Entries from a dataset of interfaces:
════════

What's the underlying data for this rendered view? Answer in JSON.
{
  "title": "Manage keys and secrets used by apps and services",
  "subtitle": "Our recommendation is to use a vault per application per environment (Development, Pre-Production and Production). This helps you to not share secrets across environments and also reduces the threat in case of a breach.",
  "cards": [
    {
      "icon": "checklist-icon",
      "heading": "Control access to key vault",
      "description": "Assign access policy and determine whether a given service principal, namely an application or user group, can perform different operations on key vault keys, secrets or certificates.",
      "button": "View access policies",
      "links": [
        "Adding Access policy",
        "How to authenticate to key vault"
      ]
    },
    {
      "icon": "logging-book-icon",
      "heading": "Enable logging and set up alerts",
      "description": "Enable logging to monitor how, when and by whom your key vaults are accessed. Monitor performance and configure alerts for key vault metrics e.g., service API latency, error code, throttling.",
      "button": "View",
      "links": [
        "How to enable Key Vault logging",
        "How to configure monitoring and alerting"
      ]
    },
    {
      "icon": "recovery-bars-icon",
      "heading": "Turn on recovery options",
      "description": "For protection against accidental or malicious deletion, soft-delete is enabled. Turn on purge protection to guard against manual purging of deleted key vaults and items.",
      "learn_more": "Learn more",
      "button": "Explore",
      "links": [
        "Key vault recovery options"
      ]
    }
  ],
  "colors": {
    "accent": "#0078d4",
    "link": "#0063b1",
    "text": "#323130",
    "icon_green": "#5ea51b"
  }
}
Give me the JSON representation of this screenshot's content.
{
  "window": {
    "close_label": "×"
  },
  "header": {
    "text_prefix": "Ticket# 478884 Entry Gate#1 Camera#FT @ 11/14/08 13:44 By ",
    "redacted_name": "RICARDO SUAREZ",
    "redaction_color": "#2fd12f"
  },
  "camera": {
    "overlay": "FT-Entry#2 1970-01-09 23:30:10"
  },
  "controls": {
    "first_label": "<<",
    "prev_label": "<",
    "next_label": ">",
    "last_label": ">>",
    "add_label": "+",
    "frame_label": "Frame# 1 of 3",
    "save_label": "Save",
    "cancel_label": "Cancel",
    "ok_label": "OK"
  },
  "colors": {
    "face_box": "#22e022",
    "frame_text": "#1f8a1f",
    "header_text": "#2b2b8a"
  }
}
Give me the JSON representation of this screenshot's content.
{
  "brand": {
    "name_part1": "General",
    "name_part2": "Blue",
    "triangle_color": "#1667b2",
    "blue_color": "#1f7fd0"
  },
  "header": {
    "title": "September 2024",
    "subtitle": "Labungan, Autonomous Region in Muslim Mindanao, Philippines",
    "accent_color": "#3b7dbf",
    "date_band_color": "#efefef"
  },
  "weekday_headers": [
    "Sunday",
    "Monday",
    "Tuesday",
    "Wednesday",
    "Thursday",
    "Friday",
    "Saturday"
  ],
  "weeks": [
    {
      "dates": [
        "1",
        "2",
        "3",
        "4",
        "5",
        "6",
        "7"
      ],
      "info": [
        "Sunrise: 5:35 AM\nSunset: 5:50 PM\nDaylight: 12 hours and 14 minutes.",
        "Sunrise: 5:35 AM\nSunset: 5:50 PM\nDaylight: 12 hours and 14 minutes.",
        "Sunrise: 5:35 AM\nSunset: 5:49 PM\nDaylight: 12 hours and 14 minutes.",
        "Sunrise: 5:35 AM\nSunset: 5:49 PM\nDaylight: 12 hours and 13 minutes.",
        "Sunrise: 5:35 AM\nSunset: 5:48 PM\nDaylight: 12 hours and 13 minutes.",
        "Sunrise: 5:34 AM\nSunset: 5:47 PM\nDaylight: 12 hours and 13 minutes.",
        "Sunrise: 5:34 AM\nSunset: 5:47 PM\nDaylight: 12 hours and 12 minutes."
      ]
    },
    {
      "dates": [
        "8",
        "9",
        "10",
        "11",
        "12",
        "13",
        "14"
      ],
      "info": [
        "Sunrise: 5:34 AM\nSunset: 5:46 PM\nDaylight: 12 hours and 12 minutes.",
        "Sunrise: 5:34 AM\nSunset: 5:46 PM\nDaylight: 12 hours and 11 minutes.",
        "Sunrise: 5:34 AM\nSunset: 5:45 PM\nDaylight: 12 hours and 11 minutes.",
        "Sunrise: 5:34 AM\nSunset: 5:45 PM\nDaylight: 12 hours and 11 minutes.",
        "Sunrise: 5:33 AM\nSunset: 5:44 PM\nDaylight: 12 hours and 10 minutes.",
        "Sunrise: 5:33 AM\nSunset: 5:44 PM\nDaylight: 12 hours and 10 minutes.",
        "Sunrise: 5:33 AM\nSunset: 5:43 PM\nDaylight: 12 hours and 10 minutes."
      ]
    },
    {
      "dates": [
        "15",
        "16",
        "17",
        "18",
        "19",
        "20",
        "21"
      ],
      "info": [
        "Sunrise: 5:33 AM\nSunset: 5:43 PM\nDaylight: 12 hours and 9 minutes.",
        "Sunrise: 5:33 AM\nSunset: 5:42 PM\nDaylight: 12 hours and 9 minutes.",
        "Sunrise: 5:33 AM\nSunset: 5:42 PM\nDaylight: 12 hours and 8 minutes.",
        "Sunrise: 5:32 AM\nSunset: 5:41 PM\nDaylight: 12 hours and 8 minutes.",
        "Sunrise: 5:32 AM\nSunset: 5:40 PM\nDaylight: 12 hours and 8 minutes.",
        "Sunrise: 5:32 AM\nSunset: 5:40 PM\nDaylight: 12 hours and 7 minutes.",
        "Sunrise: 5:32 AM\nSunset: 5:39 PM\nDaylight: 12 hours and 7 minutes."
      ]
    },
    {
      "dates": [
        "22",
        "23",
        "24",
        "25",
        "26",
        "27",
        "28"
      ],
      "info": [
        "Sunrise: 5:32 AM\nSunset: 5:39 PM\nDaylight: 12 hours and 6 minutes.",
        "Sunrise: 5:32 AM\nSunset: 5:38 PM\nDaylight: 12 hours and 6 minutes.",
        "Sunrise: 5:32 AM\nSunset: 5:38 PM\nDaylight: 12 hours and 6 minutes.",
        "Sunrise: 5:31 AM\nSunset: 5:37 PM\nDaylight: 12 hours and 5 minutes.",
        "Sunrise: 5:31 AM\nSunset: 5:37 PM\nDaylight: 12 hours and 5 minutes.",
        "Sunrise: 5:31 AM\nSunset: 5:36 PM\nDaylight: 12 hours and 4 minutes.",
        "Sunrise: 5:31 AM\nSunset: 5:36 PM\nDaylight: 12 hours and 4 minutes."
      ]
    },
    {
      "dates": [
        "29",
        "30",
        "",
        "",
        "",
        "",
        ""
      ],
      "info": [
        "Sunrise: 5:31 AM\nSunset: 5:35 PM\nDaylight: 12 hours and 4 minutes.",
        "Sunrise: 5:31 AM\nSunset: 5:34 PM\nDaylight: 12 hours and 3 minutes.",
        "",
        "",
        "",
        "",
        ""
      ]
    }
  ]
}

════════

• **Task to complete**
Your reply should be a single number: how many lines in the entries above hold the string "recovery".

• **Response for this exercise**
3